Microsoft has submitted a whopping 17,142 takedown requests to Google in the past two years, equating to around 165 each week, according to the latest Google Transparency Report. Since July 2011, Microsoft has asked for 13,843,300 URLs to be removed for copyright infringement, meaning Google is faced with dealing with 26,620 URLs that offend Microsoft every day.
Microsoft clearly is feeling more threatened by Google as time goes on, as Google’s handy graph portrays, indicating the steady growth in URLs ripe for removal. In 2011 Microsoft could barely muster the enthusiasm to complain about more than 50,000 URLs per week, with the number reaching a peak in the week of November 14, 2011 with 88,000 URLs sent to Google for banishment.
By 2012, Microsoft regularly identified more than 100,000 URLs for removal a week, reaching the hady heights of 262,000 pesky URLs during the week of August 13 – must have been the summer lull.

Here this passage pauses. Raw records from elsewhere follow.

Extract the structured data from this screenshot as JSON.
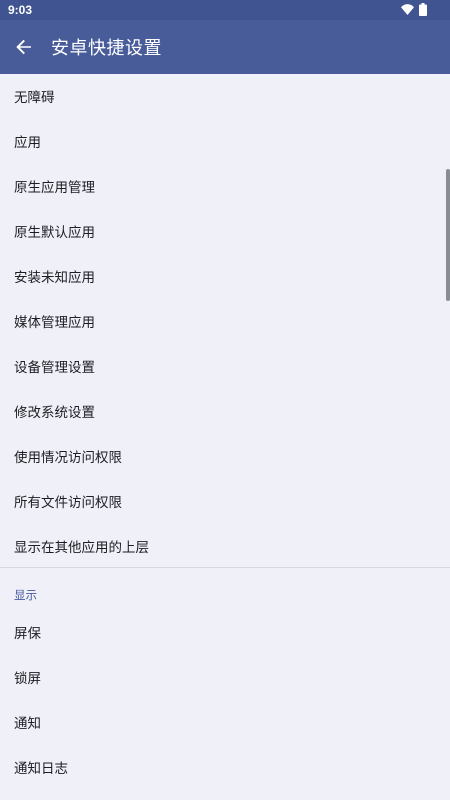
{
  "status_bar": {
    "time": "9:03",
    "icons": [
      "wifi-icon",
      "battery-icon"
    ]
  },
  "app_bar": {
    "title": "安卓快捷设置",
    "back_icon": "arrow-left-icon",
    "color": "#485c99"
  },
  "list": {
    "items": [
      {
        "label": "无障碍"
      },
      {
        "label": "应用"
      },
      {
        "label": "原生应用管理"
      },
      {
        "label": "原生默认应用"
      },
      {
        "label": "安装未知应用"
      },
      {
        "label": "媒体管理应用"
      },
      {
        "label": "设备管理设置"
      },
      {
        "label": "修改系统设置"
      },
      {
        "label": "使用情况访问权限"
      },
      {
        "label": "所有文件访问权限"
      },
      {
        "label": "显示在其他应用的上层"
      }
    ]
  },
  "display_section": {
    "header": "显示",
    "items": [
      {
        "label": "屏保"
      },
      {
        "label": "锁屏"
      },
      {
        "label": "通知"
      },
      {
        "label": "通知日志"
      }
    ]
  }
}
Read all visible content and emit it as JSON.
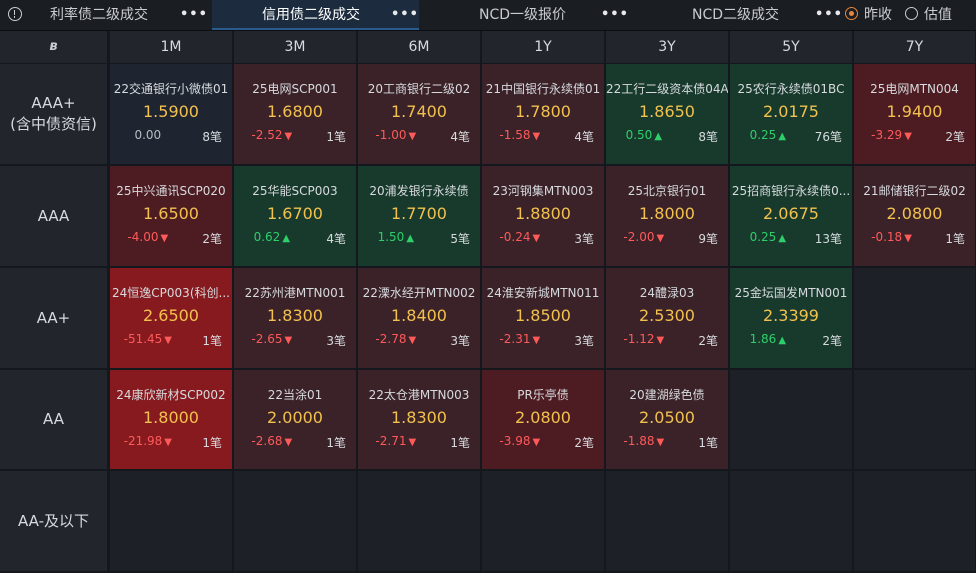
{
  "tabs": [
    {
      "label": "利率债二级成交",
      "active": false
    },
    {
      "label": "信用债二级成交",
      "active": true
    },
    {
      "label": "NCD一级报价",
      "active": false
    },
    {
      "label": "NCD二级成交",
      "active": false
    }
  ],
  "more_label": "•••",
  "radios": [
    {
      "label": "昨收",
      "selected": true
    },
    {
      "label": "估值",
      "selected": false
    }
  ],
  "logo_text": "ʙ",
  "tenors": [
    "1M",
    "3M",
    "6M",
    "1Y",
    "3Y",
    "5Y",
    "7Y"
  ],
  "ratings": [
    {
      "label": "AAA+\n(含中债资信)"
    },
    {
      "label": "AAA"
    },
    {
      "label": "AA+"
    },
    {
      "label": "AA"
    },
    {
      "label": "AA-及以下"
    }
  ],
  "colors": {
    "neutral": "#1f2530",
    "light_red": "#3a2228",
    "red": "#4d1c22",
    "deep_red": "#871a1f",
    "green": "#173a2c",
    "empty": "#1d2026"
  },
  "grid": [
    [
      {
        "name": "22交通银行小微债01",
        "price": "1.5900",
        "change": "0.00",
        "dir": "flat",
        "count": "8笔",
        "bg": "neutral"
      },
      {
        "name": "25电网SCP001",
        "price": "1.6800",
        "change": "-2.52",
        "dir": "down",
        "count": "1笔",
        "bg": "light_red"
      },
      {
        "name": "20工商银行二级02",
        "price": "1.7400",
        "change": "-1.00",
        "dir": "down",
        "count": "4笔",
        "bg": "light_red"
      },
      {
        "name": "21中国银行永续债01",
        "price": "1.7800",
        "change": "-1.58",
        "dir": "down",
        "count": "4笔",
        "bg": "light_red"
      },
      {
        "name": "22工行二级资本债04A",
        "price": "1.8650",
        "change": "0.50",
        "dir": "up",
        "count": "8笔",
        "bg": "green"
      },
      {
        "name": "25农行永续债01BC",
        "price": "2.0175",
        "change": "0.25",
        "dir": "up",
        "count": "76笔",
        "bg": "green"
      },
      {
        "name": "25电网MTN004",
        "price": "1.9400",
        "change": "-3.29",
        "dir": "down",
        "count": "2笔",
        "bg": "red"
      }
    ],
    [
      {
        "name": "25中兴通讯SCP020",
        "price": "1.6500",
        "change": "-4.00",
        "dir": "down",
        "count": "2笔",
        "bg": "red"
      },
      {
        "name": "25华能SCP003",
        "price": "1.6700",
        "change": "0.62",
        "dir": "up",
        "count": "4笔",
        "bg": "green"
      },
      {
        "name": "20浦发银行永续债",
        "price": "1.7700",
        "change": "1.50",
        "dir": "up",
        "count": "5笔",
        "bg": "green"
      },
      {
        "name": "23河钢集MTN003",
        "price": "1.8800",
        "change": "-0.24",
        "dir": "down",
        "count": "3笔",
        "bg": "light_red"
      },
      {
        "name": "25北京银行01",
        "price": "1.8000",
        "change": "-2.00",
        "dir": "down",
        "count": "9笔",
        "bg": "light_red"
      },
      {
        "name": "25招商银行永续债0...",
        "price": "2.0675",
        "change": "0.25",
        "dir": "up",
        "count": "13笔",
        "bg": "green"
      },
      {
        "name": "21邮储银行二级02",
        "price": "2.0800",
        "change": "-0.18",
        "dir": "down",
        "count": "1笔",
        "bg": "light_red"
      }
    ],
    [
      {
        "name": "24恒逸CP003(科创...",
        "price": "2.6500",
        "change": "-51.45",
        "dir": "down",
        "count": "1笔",
        "bg": "deep_red"
      },
      {
        "name": "22苏州港MTN001",
        "price": "1.8300",
        "change": "-2.65",
        "dir": "down",
        "count": "3笔",
        "bg": "light_red"
      },
      {
        "name": "22溧水经开MTN002",
        "price": "1.8400",
        "change": "-2.78",
        "dir": "down",
        "count": "3笔",
        "bg": "light_red"
      },
      {
        "name": "24淮安新城MTN011",
        "price": "1.8500",
        "change": "-2.31",
        "dir": "down",
        "count": "3笔",
        "bg": "light_red"
      },
      {
        "name": "24醴渌03",
        "price": "2.5300",
        "change": "-1.12",
        "dir": "down",
        "count": "2笔",
        "bg": "light_red"
      },
      {
        "name": "25金坛国发MTN001",
        "price": "2.3399",
        "change": "1.86",
        "dir": "up",
        "count": "2笔",
        "bg": "green"
      },
      null
    ],
    [
      {
        "name": "24康欣新材SCP002",
        "price": "1.8000",
        "change": "-21.98",
        "dir": "down",
        "count": "1笔",
        "bg": "deep_red"
      },
      {
        "name": "22当涂01",
        "price": "2.0000",
        "change": "-2.68",
        "dir": "down",
        "count": "1笔",
        "bg": "light_red"
      },
      {
        "name": "22太仓港MTN003",
        "price": "1.8300",
        "change": "-2.71",
        "dir": "down",
        "count": "1笔",
        "bg": "light_red"
      },
      {
        "name": "PR乐亭债",
        "price": "2.0800",
        "change": "-3.98",
        "dir": "down",
        "count": "2笔",
        "bg": "red"
      },
      {
        "name": "20建湖绿色债",
        "price": "2.0500",
        "change": "-1.88",
        "dir": "down",
        "count": "1笔",
        "bg": "light_red"
      },
      null,
      null
    ],
    [
      null,
      null,
      null,
      null,
      null,
      null,
      null
    ]
  ]
}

Fast forward to this year, and Microsoft is managing to find 200,000-plus undesirable URLs every week, reaching its all-time high of 372,000 the week of February 25. No wonder then that Microsoft accidentally asked Google to remove six legitimate links to its own Microsoft.com domain recently, it must be difficult to keep track.

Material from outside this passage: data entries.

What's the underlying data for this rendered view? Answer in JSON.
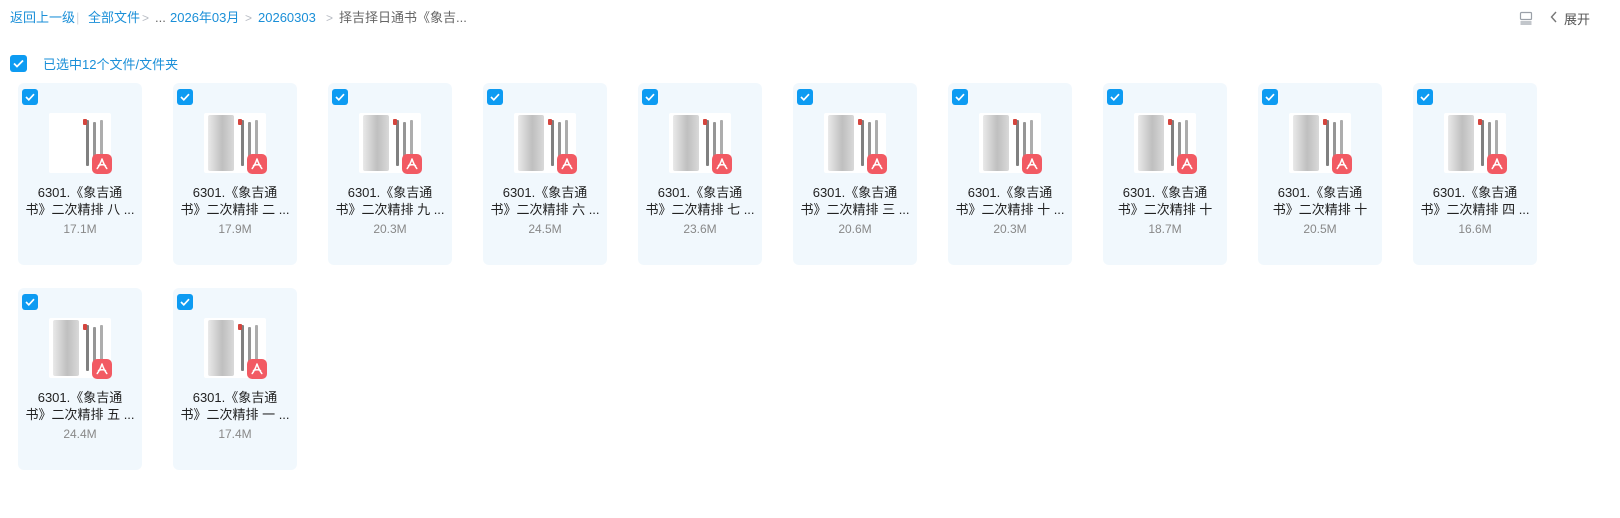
{
  "breadcrumb": {
    "back": "返回上一级",
    "all_files": "全部文件",
    "ellipsis": "...",
    "month": "2026年03月",
    "date": "20260303",
    "current": "择吉择日通书《象吉..."
  },
  "toolbar": {
    "expand_label": "展开"
  },
  "selection": {
    "text": "已选中12个文件/文件夹"
  },
  "files": [
    {
      "line1": "6301.《象吉通",
      "line2": "书》二次精排 八 ...",
      "size": "17.1M",
      "thumb": "plain"
    },
    {
      "line1": "6301.《象吉通",
      "line2": "书》二次精排 二 ...",
      "size": "17.9M",
      "thumb": "shaded"
    },
    {
      "line1": "6301.《象吉通",
      "line2": "书》二次精排 九 ...",
      "size": "20.3M",
      "thumb": "shaded"
    },
    {
      "line1": "6301.《象吉通",
      "line2": "书》二次精排 六 ...",
      "size": "24.5M",
      "thumb": "shaded"
    },
    {
      "line1": "6301.《象吉通",
      "line2": "书》二次精排 七 ...",
      "size": "23.6M",
      "thumb": "shaded"
    },
    {
      "line1": "6301.《象吉通",
      "line2": "书》二次精排 三 ...",
      "size": "20.6M",
      "thumb": "shaded"
    },
    {
      "line1": "6301.《象吉通",
      "line2": "书》二次精排 十 ...",
      "size": "20.3M",
      "thumb": "shaded"
    },
    {
      "line1": "6301.《象吉通",
      "line2": "书》二次精排 十",
      "size": "18.7M",
      "thumb": "shaded"
    },
    {
      "line1": "6301.《象吉通",
      "line2": "书》二次精排 十",
      "size": "20.5M",
      "thumb": "shaded"
    },
    {
      "line1": "6301.《象吉通",
      "line2": "书》二次精排 四 ...",
      "size": "16.6M",
      "thumb": "shaded"
    },
    {
      "line1": "6301.《象吉通",
      "line2": "书》二次精排 五 ...",
      "size": "24.4M",
      "thumb": "shaded"
    },
    {
      "line1": "6301.《象吉通",
      "line2": "书》二次精排 一 ...",
      "size": "17.4M",
      "thumb": "shaded"
    }
  ],
  "colors": {
    "accent": "#0d9bf2",
    "link": "#1a8fd8",
    "card_bg": "#f1f8fd",
    "pdf_badge": "#f25a63"
  },
  "icons": {
    "checkbox": "checkbox-checked-icon",
    "pdf": "pdf-icon",
    "view": "list-view-icon",
    "collapse": "chevron-left-icon"
  }
}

The main offenders according to Microsoft are Freefileforums.com with 243,000 undesired URLs, Thewarezscene.org with 172,000 and Filestube.com with 128,000. Microsoft has even taken on a small army – well, 23 firms – to help in its fight against Google copyright infringement.

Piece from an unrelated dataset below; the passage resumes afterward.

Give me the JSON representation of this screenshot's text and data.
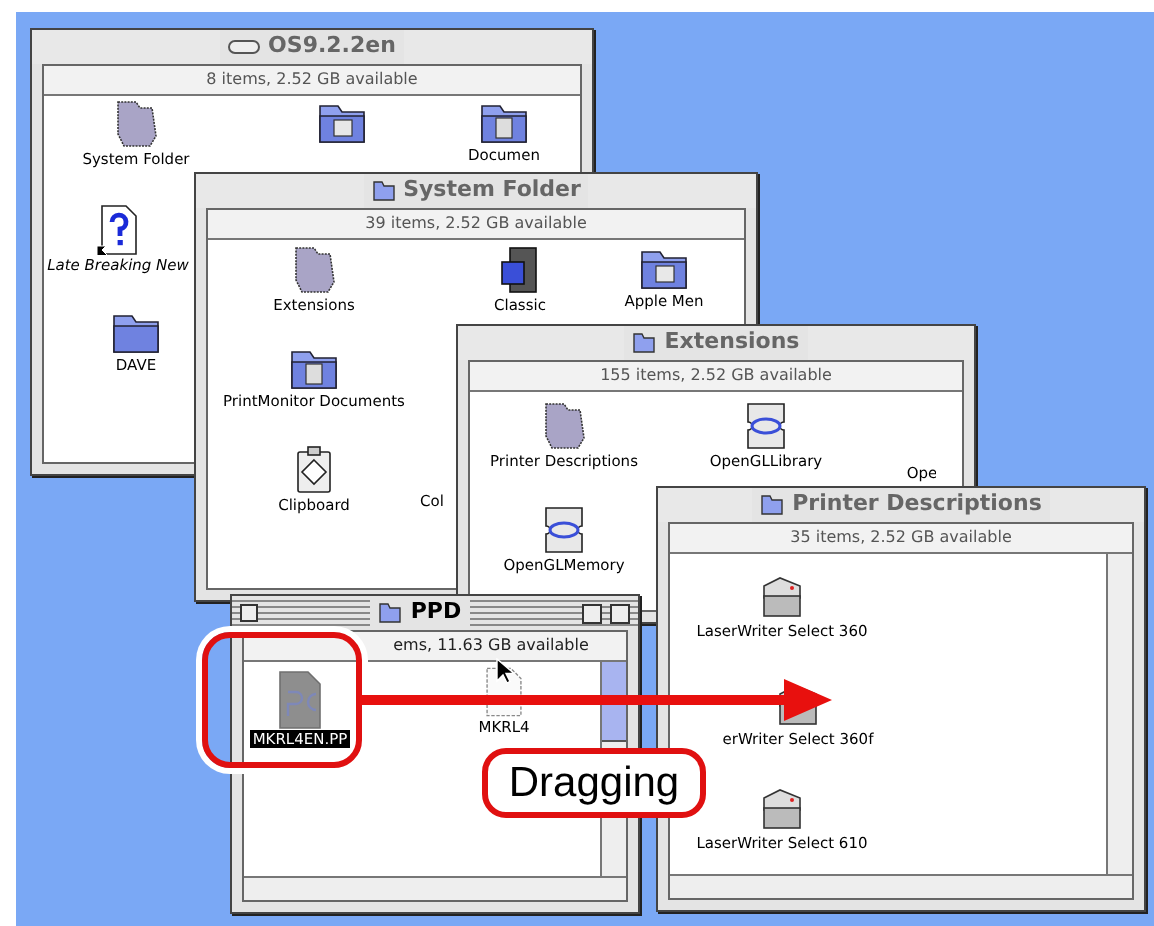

Microsoft still has a fair way to go before it catches up with the biggest complainers. Recording bodies the RIAA and BPI, and porn producer Froytal Services, have all identified more URLs for removal than the Microsoft.
Google has delisted hundreds of millions of allegedly copyright infringing links this year. Google’s transparency report shows a big spike at the start of this year that continues to ramp up over time.
This time last year Google was being met with 517,313 requests to remove links to domains. The latest number is 3,555,202. That is in a month.
This article was originally published on the Inquirer.